Fun Activities For Pets
We all know our pets need exercise, but did you know we need to keep their brains busy too?
Click below for some fun activities you can make and do with your pet to keep them mentally stimulated. A tired pet is a happy pet, and a tired pet stays away from any unwanted activities too...
Ditch the bowl! Scatter feeding keeps your pet busy for longer and makes them work a bit more for their food. Simply scatter their food over a small area to start with, then progress to scattering over grass, or even hiding portions under things. Make sure you monitor them so no food gets left behind! If you have more than one pet, you might need to do this separately to make sure everyone gets the right amount of food.
Kongs are also great for dogs. Ensure you have the correct size for your dog, then stuff them with anything and everything! Canned meat, dry food, peanut butter, fruit, veg, yoghurt or cream cheese. You can even freeze them to make the challenge last longer. Or simply freeze a whole carrot for a very simple summer dog treat.
We recommend taking your pet's food for games out of their daily food allowance, or you may end up over-feeding.
Here are some fun games to play with your pet, which help with training too; it’s a win win!
The Name Game
1. Say your pet’s name in an excited tone
2. Reward them as soon as they look at you
3. Repeat this a few times
4. Gradually start to increase the distance between you and the number of distractions around. If they find it difficult, go back to a shorter distance or fewer distractions and build it up again. You can also try increasing the quality of the reward to something your pup can’t resist!
Hide and Seek
1. Hide from your dog in the same room at home, then call them
2. Reward them when they find you
3. Gradually increase the difficulty by hiding in another room, then upstairs/downstairs or out in the garden
4. If you can, progress to a safe area outside. Have someone else hold the dog on a lead, then release them when you call the dog. Give them lots of praise and rewards when they find you. If you aren’t comfortable letting your dog off lead, use a long line to practice this game
This is a great one if you have multiple people living in your household.
1. Give everyone the same quality of reward, then spread out over a secure area
2. One person calls the dog and rewards immediately they come to you
3. Another person calls and rewards

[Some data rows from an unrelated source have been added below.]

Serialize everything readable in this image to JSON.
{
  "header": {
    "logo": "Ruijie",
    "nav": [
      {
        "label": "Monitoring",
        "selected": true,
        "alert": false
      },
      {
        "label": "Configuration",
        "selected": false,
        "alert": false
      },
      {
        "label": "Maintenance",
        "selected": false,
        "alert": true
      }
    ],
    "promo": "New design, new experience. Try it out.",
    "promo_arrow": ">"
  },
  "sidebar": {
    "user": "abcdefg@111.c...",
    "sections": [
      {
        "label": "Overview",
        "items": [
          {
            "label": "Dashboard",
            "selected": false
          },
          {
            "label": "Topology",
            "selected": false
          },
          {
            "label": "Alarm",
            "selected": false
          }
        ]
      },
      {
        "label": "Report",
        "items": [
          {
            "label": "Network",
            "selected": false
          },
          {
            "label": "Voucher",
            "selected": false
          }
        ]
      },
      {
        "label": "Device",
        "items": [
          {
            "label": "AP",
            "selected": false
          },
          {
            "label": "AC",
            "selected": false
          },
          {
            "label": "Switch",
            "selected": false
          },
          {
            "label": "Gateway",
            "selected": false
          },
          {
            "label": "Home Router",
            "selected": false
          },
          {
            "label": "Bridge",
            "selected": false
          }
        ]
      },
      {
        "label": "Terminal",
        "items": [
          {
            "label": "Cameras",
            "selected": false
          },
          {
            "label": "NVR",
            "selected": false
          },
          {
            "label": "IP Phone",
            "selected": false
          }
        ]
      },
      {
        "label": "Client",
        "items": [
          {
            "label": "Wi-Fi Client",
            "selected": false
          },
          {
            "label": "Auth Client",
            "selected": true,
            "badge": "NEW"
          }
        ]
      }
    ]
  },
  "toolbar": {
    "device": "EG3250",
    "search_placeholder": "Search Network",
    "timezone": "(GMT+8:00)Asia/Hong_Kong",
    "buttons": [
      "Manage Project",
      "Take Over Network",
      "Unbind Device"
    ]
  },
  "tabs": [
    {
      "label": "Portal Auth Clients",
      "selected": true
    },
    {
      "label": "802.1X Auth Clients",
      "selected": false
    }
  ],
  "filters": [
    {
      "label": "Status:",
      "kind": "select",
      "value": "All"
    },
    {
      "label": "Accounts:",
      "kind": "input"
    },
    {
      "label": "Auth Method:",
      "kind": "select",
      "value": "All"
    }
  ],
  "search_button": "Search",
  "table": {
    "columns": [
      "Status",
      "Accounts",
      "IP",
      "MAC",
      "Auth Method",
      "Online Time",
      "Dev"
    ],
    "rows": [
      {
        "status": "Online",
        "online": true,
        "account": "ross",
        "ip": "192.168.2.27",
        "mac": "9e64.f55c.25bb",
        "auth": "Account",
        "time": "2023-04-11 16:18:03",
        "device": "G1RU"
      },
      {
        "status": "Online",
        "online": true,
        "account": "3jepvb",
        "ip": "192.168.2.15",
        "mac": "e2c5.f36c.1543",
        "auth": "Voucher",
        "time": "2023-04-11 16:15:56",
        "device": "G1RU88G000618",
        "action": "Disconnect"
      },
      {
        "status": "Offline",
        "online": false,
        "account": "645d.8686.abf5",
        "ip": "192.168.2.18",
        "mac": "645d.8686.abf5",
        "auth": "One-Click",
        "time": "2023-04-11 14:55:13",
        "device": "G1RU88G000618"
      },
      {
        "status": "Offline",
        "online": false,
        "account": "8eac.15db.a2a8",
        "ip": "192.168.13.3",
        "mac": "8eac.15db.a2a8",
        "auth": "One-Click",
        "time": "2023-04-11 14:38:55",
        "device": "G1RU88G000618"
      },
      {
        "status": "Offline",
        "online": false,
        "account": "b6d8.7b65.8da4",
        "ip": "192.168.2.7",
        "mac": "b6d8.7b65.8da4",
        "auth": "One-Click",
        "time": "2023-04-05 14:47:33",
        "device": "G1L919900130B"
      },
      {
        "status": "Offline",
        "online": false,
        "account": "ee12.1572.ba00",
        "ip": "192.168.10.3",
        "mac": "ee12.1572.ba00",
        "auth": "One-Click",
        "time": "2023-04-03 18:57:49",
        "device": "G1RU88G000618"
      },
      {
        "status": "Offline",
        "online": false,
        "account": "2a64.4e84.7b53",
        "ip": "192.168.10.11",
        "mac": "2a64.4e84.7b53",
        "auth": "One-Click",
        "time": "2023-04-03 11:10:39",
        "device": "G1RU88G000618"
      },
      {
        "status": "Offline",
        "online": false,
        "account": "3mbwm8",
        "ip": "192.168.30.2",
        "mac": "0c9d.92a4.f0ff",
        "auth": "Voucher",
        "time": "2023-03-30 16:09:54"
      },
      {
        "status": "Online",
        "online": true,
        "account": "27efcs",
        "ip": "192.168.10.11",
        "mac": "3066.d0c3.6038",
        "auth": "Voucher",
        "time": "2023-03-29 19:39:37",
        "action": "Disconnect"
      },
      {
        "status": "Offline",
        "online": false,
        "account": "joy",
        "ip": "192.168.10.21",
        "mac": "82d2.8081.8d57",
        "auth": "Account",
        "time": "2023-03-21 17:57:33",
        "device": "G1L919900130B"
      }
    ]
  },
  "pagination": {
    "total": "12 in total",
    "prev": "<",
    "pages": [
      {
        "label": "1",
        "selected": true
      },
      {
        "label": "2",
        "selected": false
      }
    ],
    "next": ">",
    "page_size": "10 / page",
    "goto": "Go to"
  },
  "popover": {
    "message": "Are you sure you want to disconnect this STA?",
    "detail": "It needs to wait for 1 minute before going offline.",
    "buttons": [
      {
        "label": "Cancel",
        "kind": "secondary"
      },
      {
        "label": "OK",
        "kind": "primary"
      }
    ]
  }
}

4. Take turns calling the dog and rewarding each time they come to you
Dot to dot
· Place 5 cones or other large objects about 2 metres apart but not in a straight line, in your garden or other safe area
· Have a handful of treats in one hand and your dog’s lead in the other

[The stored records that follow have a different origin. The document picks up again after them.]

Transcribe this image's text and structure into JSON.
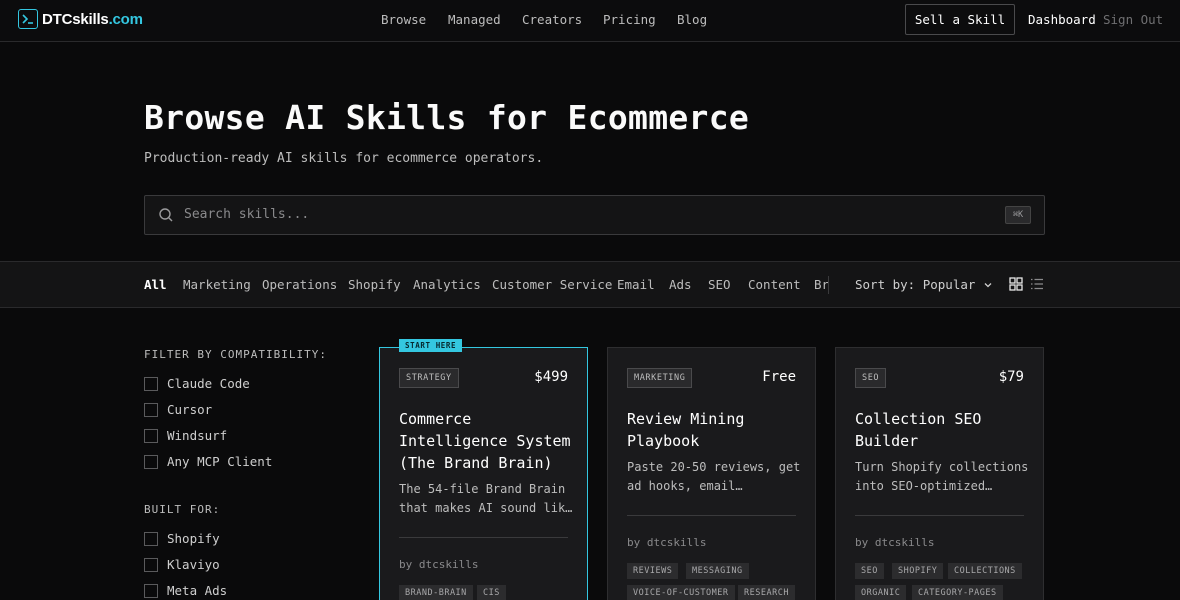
{
  "nav": {
    "logo_main": "DTCskills",
    "logo_tld": ".com",
    "links": [
      "Browse",
      "Managed",
      "Creators",
      "Pricing",
      "Blog"
    ],
    "sell_label": "Sell a Skill",
    "dashboard_label": "Dashboard",
    "signout_label": "Sign Out"
  },
  "hero": {
    "title": "Browse AI Skills for Ecommerce",
    "subtitle": "Production-ready AI skills for ecommerce operators.",
    "search_placeholder": "Search skills...",
    "shortcut": "⌘K"
  },
  "categories": {
    "items": [
      "All",
      "Marketing",
      "Operations",
      "Shopify",
      "Analytics",
      "Customer Service",
      "Email",
      "Ads",
      "SEO",
      "Content",
      "Br"
    ],
    "active": "All",
    "sort_label": "Sort by: Popular"
  },
  "filters": {
    "compat_heading": "FILTER BY COMPATIBILITY:",
    "compat_options": [
      "Claude Code",
      "Cursor",
      "Windsurf",
      "Any MCP Client"
    ],
    "built_heading": "BUILT FOR:",
    "built_options": [
      "Shopify",
      "Klaviyo",
      "Meta Ads"
    ]
  },
  "cards": [
    {
      "ribbon": "START HERE",
      "badge": "STRATEGY",
      "price": "$499",
      "title": "Commerce Intelligence System (The Brand Brain)",
      "desc": "The 54-file Brand Brain that makes AI sound lik…",
      "by": "by dtcskills",
      "tags": [
        "BRAND-BRAIN",
        "CIS"
      ]
    },
    {
      "badge": "MARKETING",
      "price": "Free",
      "title": "Review Mining Playbook",
      "desc": "Paste 20-50 reviews, get ad hooks, email…",
      "by": "by dtcskills",
      "tags": [
        "REVIEWS",
        "MESSAGING",
        "VOICE-OF-CUSTOMER",
        "RESEARCH"
      ]
    },
    {
      "badge": "SEO",
      "price": "$79",
      "title": "Collection SEO Builder",
      "desc": "Turn Shopify collections into SEO-optimized…",
      "by": "by dtcskills",
      "tags": [
        "SEO",
        "SHOPIFY",
        "COLLECTIONS",
        "ORGANIC",
        "CATEGORY-PAGES"
      ]
    }
  ],
  "colors": {
    "accent": "#34c7e0",
    "background": "#0a0a0b",
    "card": "#1a1a1c"
  }
}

· Starting at the first cone, walk to the second cone, stop and reward your pup for walking next to you on a loose lead (this may take a few goes; if your dog is finding it difficult, try putting the cones closer together)
· Continue on to the next cone and reward your dog again
· Repeat for the rest of the cones
· Mix up the order you visit each cone so your dog doesn’t pull towards the next cone to get a treat
· Start in an outdoor space with your dog on a lead and a handful of treats
· Walk backwards and reward your dog for focussing on you
· Continue to walk backwards in random directions and reward for focussing on you
1, 2, 3
· With your dog on a lead and a handful of treats, start in a quiet area with no distractions, like your house or garden
· Walk forwards and count 1, 2, 3
· When you get to 3, immediately give your dog a treat
· Repeat a few times until your dog knows that they get a treat each time you say 3.
· Gradually increase the difficulty by going to places with more distractions and repeating the game. If your dog finds it difficult, go back to somewhere quieter and work up again
· Eventually you should be able to use this not only for loose lead walking, but also preventing unwanted behaviour. For example, if your dog barks at joggers and you see a jogger approaching, count 1, 2, 3 and reward to keep their focus on you and away from the jogger
Clicker or key word
· In a quiet area, use either a clicker, or a key word such as ‘yes’. Click or say the key word and immediately give the dog a treat
· Repeat this quite a few times until your dog looks at you each time you click
· Go somewhere with a few distractions, but not too many, and click & reward immediately your dog looks at something that would normally distract him eg a jogger, another dog or a car
· Repeat this many times
· Now wait a few seconds when a distraction comes along; your dog should look at you. When he looks at you, immediately click and reward
· Continue to click and reward your dog for looking at you, rather than the distraction
· Try setting up a simple obstacle course for your dog, or you could go to an agility class
· You can buy simple equipment, or just use things that are around already like going around a post, under a sign or over a log or a chair
· Use treats to reward your dog when they achieve an obstacle, or part-way towards an obstacle when they are starting out
· Teach your dog a new trick such as roll over, lie down, speak, beg or high 5
· Reward each tiny increment, until they achieve the trick consistently
· This is a positive way of spending time together and making their brain work, plus you get to show off their cool tricks!